___ TASK MATERIAL

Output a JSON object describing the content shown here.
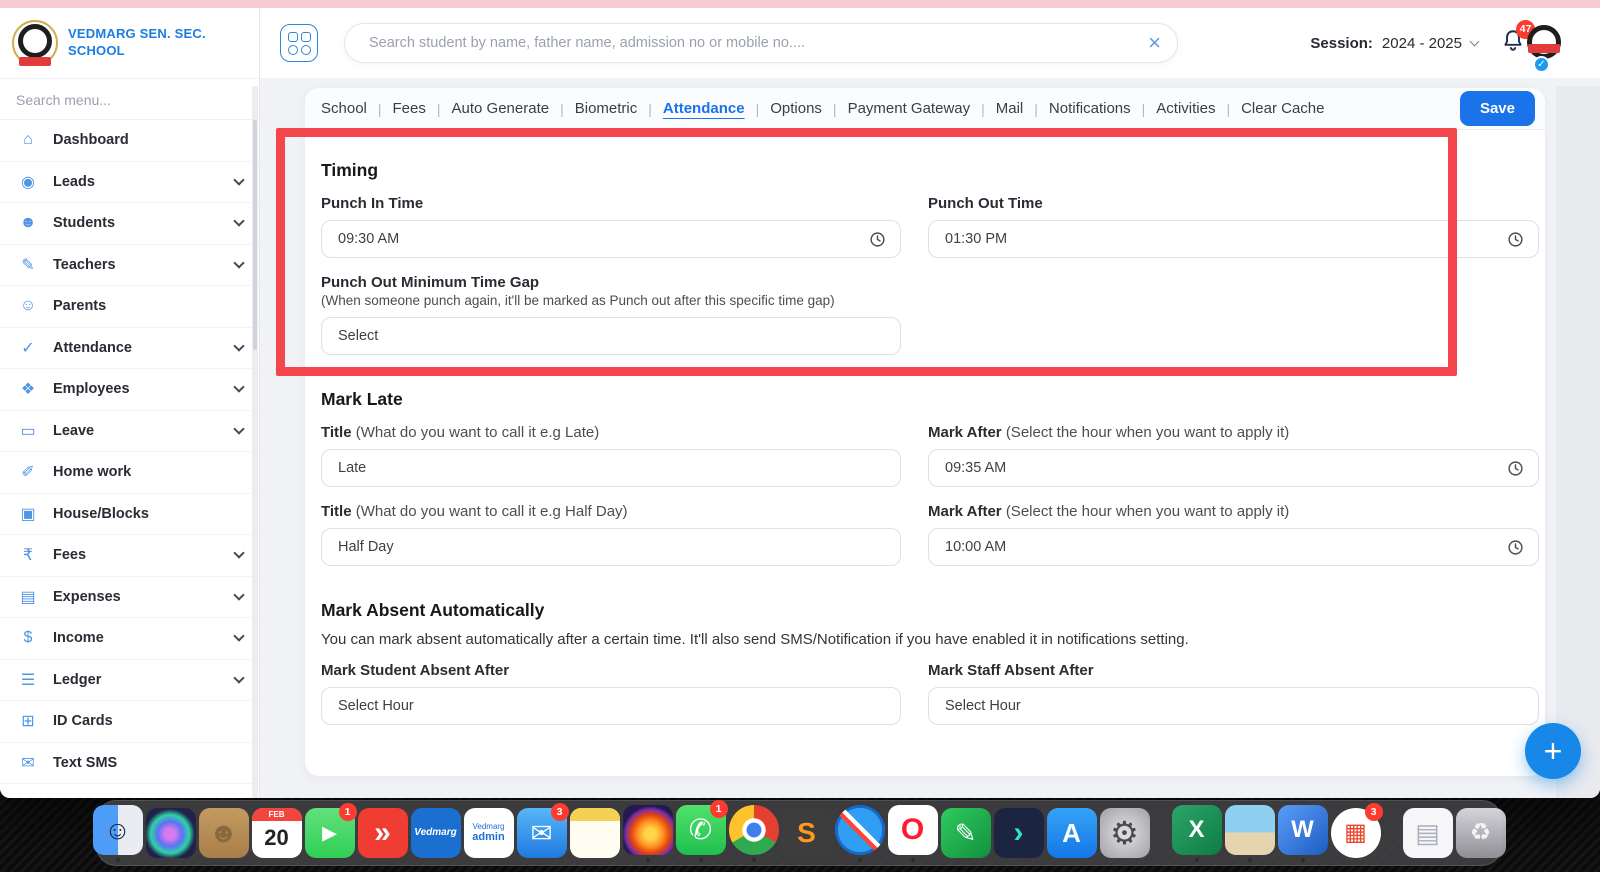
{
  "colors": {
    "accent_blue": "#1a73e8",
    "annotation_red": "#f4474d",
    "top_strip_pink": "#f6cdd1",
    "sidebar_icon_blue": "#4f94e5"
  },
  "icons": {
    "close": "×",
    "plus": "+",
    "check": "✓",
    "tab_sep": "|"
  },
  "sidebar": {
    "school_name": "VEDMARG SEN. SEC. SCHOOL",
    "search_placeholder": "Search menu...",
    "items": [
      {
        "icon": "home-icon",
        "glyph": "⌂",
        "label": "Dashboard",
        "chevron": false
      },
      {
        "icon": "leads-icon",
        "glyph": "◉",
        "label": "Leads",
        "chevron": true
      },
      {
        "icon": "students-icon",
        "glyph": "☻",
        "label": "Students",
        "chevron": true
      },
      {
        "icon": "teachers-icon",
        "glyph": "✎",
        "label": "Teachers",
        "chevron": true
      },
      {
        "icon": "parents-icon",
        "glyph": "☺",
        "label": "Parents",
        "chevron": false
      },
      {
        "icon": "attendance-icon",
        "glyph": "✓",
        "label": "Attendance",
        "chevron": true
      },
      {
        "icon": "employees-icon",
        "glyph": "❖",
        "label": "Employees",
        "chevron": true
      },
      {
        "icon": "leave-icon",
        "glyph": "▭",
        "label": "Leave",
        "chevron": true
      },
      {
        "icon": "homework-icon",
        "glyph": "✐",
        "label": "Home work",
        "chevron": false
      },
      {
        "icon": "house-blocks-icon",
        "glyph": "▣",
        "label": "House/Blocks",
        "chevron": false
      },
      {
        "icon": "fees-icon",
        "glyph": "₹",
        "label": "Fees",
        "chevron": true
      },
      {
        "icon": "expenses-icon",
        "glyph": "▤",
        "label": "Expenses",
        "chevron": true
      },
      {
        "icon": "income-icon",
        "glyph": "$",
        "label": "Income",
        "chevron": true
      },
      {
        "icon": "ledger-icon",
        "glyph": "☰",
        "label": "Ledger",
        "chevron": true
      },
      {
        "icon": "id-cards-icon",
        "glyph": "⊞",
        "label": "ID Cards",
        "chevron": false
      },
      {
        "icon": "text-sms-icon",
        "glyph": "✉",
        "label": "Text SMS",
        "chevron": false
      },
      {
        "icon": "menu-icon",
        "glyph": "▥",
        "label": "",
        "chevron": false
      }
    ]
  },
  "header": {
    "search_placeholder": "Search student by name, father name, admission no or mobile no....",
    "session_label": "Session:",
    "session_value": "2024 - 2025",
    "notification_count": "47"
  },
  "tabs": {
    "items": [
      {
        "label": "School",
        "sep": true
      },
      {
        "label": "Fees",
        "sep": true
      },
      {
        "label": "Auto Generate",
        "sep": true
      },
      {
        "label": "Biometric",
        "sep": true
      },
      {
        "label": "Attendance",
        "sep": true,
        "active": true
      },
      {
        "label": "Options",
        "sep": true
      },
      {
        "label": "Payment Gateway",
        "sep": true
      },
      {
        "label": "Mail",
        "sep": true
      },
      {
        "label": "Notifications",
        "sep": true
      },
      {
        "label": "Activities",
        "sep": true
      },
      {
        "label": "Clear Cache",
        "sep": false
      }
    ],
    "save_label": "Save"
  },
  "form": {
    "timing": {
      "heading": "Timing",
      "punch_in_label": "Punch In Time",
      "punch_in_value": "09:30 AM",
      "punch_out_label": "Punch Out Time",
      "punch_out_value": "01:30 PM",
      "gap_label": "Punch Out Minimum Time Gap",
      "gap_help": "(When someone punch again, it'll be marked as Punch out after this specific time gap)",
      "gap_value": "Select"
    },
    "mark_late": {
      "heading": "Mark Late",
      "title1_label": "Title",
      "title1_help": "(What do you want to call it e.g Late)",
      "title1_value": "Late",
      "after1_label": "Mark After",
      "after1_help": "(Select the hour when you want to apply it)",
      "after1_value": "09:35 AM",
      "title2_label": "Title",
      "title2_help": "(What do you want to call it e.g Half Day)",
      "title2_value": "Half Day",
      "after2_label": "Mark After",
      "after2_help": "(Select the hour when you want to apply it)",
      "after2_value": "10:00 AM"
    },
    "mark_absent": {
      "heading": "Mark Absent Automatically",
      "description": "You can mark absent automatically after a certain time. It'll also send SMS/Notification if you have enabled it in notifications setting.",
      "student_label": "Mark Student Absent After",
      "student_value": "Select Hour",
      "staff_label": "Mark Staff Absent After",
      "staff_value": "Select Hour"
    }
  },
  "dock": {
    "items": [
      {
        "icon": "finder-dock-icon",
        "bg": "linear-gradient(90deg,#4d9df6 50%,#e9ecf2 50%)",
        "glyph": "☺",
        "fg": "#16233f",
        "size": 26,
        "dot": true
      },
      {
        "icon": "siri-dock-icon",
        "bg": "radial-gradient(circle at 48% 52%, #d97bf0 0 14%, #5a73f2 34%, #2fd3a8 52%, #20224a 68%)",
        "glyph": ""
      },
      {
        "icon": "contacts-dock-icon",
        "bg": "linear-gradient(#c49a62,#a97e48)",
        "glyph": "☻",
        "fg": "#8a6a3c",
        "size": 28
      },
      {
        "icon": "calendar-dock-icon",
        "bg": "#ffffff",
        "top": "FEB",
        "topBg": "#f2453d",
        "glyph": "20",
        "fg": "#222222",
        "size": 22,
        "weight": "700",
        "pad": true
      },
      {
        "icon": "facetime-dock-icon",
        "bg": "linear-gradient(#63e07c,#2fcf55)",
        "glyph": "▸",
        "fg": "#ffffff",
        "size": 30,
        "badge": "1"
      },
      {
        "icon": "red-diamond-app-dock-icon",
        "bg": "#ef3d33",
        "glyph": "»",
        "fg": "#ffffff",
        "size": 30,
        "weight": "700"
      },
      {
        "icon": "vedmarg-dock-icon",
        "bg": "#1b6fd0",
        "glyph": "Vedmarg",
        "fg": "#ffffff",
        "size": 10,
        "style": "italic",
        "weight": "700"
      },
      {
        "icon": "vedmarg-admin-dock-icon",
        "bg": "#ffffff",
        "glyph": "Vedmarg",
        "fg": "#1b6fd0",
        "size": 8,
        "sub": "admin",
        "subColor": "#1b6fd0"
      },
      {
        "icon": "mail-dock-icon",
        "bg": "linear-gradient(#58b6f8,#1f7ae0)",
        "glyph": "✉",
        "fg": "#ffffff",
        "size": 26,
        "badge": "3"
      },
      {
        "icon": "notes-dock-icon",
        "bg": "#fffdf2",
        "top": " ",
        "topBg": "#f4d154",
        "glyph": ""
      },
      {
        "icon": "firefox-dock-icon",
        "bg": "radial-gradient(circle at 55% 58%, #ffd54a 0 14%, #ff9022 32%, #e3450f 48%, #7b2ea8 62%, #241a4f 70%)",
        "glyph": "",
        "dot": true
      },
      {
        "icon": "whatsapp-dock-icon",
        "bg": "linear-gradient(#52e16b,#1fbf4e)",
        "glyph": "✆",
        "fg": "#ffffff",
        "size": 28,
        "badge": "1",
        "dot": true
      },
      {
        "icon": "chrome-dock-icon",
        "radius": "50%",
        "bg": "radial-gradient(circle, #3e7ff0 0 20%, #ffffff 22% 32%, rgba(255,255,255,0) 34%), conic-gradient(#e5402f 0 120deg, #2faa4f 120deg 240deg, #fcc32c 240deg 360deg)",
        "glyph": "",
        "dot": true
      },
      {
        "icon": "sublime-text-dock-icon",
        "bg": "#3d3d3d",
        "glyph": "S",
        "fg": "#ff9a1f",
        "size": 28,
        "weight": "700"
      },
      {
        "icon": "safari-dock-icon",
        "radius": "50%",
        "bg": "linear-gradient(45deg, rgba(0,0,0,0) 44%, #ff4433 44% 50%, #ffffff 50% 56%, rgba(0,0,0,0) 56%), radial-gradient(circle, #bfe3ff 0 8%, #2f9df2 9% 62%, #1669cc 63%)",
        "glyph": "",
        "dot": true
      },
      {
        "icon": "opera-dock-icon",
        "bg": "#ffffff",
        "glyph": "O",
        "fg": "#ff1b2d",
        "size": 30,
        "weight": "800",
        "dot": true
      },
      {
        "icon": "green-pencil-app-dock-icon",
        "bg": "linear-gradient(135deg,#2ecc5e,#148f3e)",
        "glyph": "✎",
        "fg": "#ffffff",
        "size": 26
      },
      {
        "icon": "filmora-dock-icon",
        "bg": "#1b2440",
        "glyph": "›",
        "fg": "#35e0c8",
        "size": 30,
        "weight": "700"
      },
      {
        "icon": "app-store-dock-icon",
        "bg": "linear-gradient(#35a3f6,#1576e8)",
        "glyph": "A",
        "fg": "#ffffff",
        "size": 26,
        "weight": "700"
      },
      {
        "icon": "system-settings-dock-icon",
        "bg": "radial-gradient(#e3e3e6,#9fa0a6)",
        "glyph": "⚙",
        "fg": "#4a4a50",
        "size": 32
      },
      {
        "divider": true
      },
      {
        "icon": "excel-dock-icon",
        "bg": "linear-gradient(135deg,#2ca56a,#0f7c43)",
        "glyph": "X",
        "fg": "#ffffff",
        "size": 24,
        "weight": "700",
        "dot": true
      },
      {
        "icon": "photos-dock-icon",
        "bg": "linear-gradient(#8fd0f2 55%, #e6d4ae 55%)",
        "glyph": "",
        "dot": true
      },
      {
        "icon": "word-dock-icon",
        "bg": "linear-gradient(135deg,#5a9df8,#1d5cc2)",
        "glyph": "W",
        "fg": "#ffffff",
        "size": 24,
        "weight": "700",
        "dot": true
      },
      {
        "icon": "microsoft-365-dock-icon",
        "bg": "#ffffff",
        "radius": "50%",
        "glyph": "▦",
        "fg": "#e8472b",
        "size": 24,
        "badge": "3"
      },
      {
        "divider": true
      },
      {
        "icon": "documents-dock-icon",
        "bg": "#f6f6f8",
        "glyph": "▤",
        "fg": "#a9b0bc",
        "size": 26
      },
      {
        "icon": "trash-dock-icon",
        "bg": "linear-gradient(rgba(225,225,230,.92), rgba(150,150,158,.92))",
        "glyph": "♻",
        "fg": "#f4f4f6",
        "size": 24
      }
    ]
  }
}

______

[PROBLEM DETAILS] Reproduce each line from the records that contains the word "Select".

[TASK SOLUTION]
      "gap_value": "Select"
      "after1_help": "(Select the hour when you want to apply it)",
      "after2_help": "(Select the hour when you want to apply it)",
      "student_value": "Select Hour",
      "staff_value": "Select Hour"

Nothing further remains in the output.